> THE PROBLEM
Within the records below, filter for lines carrying the word "false" and copy them.

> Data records
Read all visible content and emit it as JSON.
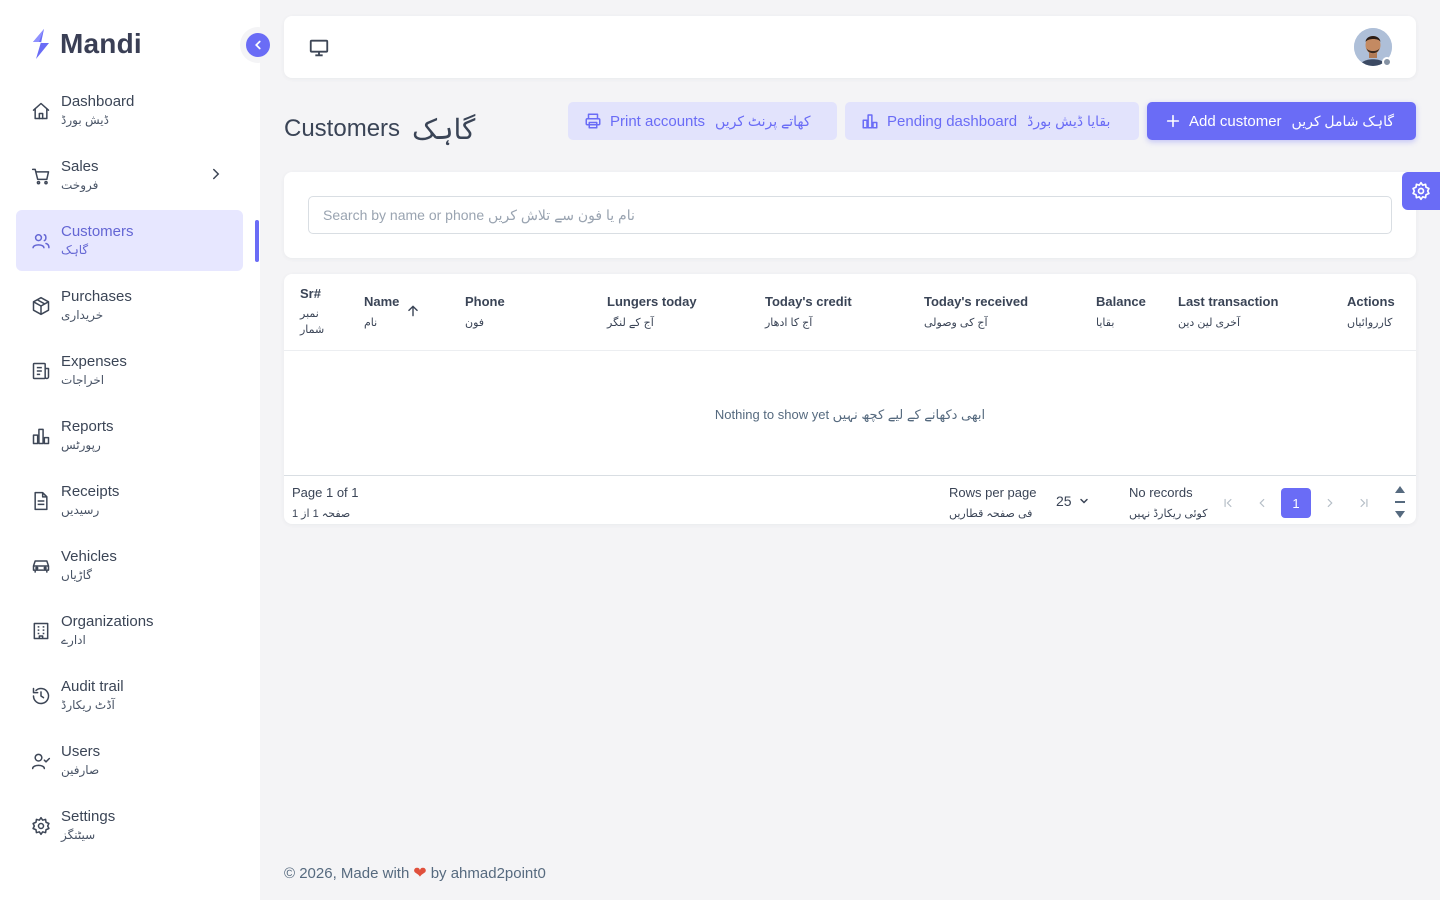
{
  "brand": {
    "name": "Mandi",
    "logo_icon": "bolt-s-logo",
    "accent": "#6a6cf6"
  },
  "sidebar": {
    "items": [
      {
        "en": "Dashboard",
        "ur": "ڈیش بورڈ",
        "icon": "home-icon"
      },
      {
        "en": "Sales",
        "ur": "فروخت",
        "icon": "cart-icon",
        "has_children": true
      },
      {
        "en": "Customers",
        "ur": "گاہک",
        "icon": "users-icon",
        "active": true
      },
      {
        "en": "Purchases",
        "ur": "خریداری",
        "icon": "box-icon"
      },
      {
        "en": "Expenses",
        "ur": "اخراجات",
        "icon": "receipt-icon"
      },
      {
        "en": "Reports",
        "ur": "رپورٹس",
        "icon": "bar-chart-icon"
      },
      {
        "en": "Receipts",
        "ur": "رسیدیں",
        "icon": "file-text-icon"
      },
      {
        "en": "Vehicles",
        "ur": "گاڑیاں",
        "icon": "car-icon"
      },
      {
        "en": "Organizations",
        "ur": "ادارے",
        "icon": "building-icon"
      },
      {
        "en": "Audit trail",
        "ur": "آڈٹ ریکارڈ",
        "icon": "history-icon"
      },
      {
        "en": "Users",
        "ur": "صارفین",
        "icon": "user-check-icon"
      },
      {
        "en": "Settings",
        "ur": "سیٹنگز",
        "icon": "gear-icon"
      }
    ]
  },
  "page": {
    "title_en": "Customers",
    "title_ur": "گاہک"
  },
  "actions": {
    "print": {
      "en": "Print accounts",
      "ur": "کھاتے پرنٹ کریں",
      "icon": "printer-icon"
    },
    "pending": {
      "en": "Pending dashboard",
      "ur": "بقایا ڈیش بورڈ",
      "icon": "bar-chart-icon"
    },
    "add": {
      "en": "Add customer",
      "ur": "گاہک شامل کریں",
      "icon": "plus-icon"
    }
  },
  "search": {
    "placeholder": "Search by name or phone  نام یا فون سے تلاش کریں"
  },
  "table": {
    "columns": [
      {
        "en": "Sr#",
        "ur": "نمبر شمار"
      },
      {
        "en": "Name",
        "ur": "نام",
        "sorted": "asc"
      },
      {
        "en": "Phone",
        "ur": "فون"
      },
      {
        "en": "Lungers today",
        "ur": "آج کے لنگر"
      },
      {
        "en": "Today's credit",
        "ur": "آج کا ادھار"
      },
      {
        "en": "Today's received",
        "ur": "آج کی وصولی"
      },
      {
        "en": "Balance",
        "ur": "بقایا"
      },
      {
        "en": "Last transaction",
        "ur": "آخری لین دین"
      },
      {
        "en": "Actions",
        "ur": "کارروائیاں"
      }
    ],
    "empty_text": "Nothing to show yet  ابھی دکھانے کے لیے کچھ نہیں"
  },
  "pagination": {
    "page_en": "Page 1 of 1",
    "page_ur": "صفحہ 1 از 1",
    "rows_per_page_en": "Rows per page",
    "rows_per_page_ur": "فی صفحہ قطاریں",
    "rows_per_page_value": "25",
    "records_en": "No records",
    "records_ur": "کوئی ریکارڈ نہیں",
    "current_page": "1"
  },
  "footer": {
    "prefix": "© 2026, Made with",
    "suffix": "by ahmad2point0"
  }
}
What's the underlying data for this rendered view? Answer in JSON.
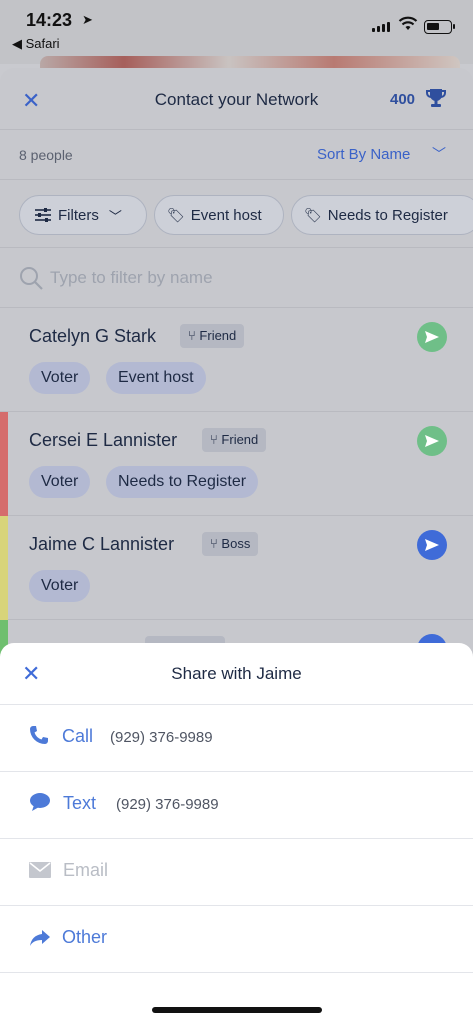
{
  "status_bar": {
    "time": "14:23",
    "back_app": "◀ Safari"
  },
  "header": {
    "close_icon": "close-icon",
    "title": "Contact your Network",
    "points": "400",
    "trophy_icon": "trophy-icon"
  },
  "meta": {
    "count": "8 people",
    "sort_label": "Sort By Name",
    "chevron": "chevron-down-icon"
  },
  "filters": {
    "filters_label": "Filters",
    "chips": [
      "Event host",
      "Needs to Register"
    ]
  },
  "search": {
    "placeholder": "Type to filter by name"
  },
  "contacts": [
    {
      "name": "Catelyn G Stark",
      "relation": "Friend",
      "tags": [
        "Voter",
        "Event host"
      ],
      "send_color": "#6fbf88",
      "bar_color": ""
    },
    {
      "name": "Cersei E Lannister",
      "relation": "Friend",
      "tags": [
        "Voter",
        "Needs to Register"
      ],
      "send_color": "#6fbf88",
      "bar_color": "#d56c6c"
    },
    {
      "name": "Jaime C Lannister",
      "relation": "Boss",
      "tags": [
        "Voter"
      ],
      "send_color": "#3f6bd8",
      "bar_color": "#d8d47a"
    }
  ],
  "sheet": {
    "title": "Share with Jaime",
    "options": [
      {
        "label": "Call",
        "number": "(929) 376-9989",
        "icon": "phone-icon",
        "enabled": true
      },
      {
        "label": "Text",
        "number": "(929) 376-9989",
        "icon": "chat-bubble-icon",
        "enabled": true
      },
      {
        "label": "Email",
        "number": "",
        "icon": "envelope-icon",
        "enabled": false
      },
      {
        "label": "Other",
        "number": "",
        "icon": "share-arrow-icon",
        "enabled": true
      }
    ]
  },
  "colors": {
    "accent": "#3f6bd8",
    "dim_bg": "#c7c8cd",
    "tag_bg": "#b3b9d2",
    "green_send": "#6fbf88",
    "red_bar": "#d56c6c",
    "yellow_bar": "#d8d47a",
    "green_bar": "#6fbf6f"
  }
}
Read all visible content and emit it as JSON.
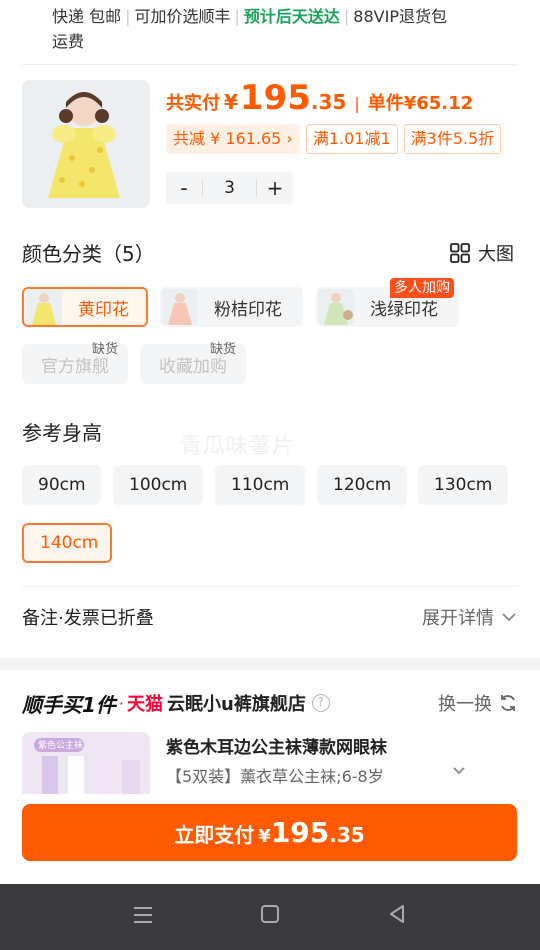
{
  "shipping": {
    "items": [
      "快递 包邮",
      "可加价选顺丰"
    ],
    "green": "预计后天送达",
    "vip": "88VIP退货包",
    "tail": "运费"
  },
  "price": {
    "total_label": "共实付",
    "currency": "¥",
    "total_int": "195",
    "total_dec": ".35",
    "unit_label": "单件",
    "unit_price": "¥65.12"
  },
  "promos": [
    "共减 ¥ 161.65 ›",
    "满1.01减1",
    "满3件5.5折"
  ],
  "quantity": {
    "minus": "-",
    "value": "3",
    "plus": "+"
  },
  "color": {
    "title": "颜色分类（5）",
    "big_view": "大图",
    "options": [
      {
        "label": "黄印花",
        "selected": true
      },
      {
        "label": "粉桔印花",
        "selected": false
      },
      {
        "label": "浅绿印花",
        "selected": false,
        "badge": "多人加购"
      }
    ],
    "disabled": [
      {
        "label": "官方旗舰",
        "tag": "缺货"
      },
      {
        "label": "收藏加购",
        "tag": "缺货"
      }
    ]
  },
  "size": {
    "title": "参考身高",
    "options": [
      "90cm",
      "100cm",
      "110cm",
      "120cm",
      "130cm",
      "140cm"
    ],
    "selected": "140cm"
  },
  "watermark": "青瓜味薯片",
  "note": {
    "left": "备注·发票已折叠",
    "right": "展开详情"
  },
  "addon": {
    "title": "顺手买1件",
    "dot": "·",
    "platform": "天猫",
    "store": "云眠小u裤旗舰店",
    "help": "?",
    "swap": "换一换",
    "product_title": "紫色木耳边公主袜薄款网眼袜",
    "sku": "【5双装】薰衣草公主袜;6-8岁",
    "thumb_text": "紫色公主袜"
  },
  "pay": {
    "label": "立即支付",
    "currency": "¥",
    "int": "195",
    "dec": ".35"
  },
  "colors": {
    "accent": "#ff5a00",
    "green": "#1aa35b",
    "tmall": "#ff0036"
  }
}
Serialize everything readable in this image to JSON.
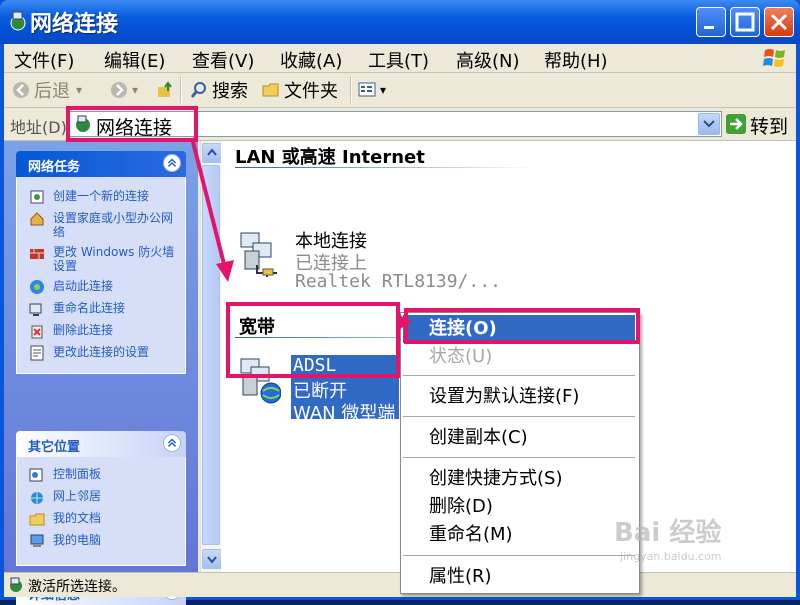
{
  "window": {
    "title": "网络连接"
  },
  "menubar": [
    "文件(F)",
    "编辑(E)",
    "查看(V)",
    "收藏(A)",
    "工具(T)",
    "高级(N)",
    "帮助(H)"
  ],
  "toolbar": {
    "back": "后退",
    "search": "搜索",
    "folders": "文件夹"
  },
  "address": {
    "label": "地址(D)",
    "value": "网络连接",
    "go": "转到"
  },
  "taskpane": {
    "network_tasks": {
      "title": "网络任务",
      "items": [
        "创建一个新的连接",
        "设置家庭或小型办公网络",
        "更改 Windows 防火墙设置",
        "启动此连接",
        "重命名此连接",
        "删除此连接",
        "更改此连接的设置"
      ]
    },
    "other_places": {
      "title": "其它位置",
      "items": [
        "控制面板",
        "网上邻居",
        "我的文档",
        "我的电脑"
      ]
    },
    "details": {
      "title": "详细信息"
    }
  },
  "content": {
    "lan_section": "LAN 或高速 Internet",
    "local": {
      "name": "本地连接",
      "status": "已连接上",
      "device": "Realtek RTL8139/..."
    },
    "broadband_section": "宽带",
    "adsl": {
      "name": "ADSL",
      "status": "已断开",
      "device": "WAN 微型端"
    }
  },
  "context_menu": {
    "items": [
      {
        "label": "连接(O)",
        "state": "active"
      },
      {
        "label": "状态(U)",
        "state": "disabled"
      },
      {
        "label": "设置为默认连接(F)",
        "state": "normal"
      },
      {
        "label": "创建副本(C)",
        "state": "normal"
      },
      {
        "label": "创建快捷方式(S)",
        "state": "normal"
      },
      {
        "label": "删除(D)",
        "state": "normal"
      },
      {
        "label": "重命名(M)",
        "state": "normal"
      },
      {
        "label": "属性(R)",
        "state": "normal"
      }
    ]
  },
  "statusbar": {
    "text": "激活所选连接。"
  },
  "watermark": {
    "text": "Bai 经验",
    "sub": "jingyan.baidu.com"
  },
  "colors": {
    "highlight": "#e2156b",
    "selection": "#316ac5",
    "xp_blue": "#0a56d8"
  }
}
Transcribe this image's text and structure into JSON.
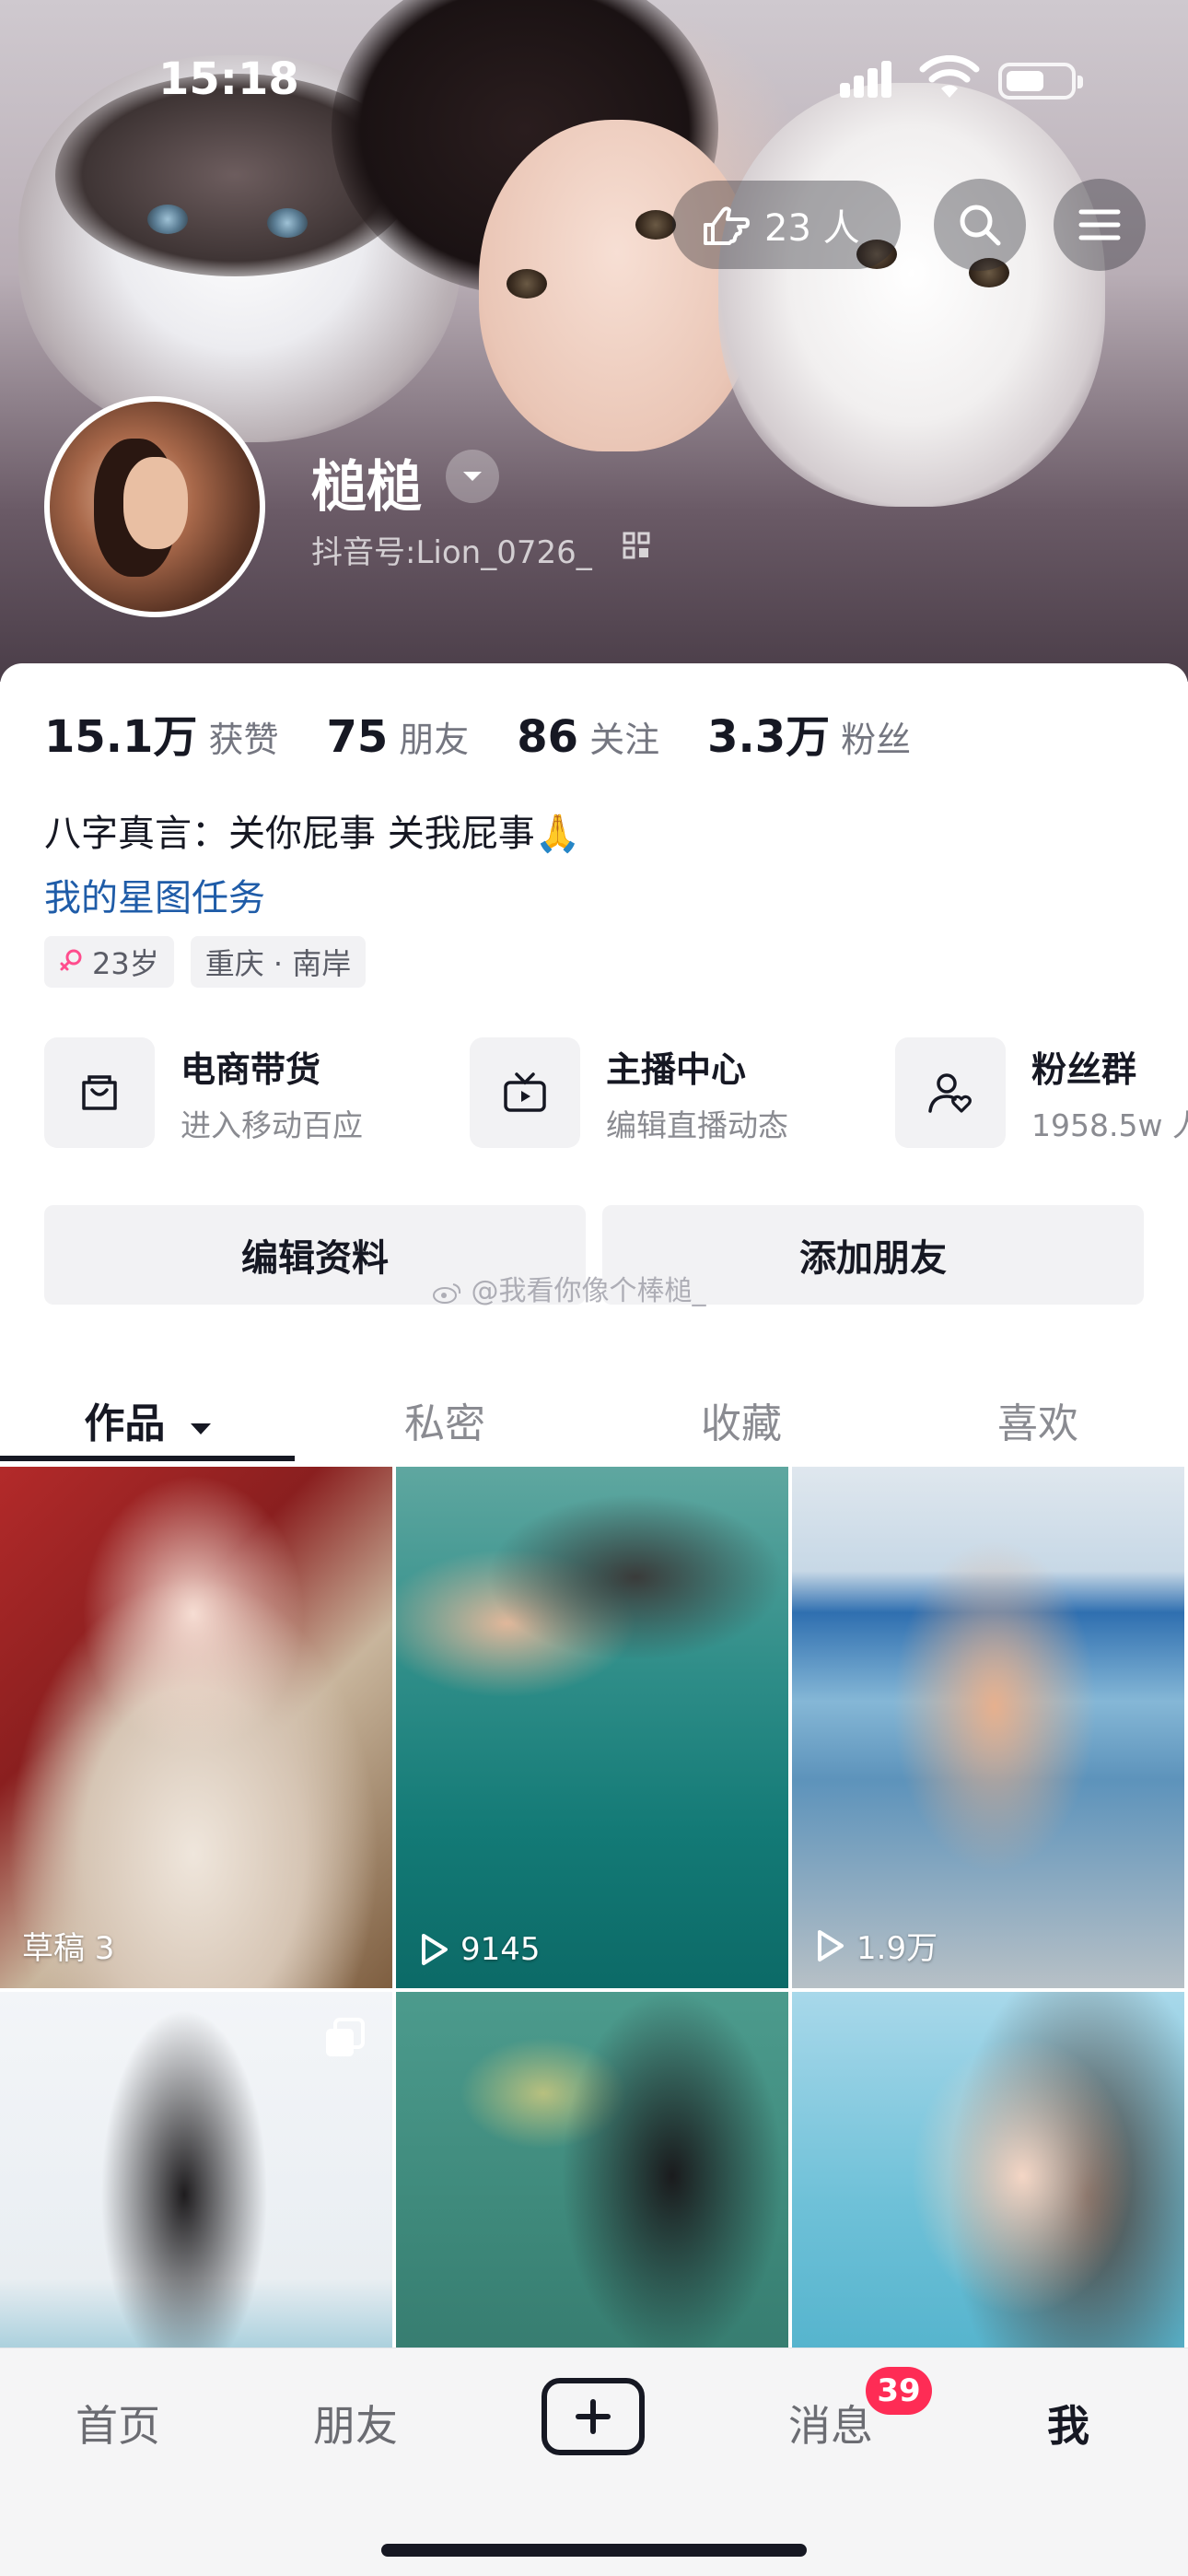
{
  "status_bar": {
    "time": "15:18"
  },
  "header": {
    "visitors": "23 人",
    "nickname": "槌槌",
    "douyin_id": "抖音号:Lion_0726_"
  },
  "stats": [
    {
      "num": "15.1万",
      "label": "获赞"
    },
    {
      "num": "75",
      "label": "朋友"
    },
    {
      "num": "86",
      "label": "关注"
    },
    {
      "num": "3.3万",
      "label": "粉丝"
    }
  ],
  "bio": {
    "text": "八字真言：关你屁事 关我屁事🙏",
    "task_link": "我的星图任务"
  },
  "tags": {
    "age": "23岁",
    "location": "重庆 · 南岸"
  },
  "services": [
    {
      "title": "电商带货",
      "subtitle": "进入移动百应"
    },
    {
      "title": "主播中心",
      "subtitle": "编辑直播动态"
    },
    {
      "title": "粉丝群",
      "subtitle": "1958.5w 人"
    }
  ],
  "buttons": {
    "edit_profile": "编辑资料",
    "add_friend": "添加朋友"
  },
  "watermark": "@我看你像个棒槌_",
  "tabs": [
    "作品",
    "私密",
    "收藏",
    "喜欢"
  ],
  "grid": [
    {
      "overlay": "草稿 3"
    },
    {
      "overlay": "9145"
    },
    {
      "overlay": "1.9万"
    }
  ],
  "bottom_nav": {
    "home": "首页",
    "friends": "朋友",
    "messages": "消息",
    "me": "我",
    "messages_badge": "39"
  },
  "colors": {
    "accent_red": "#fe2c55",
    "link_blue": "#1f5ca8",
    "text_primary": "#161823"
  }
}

> WRITTEN REPLY
        "enabled": false
        "selected": false
        "selected": false,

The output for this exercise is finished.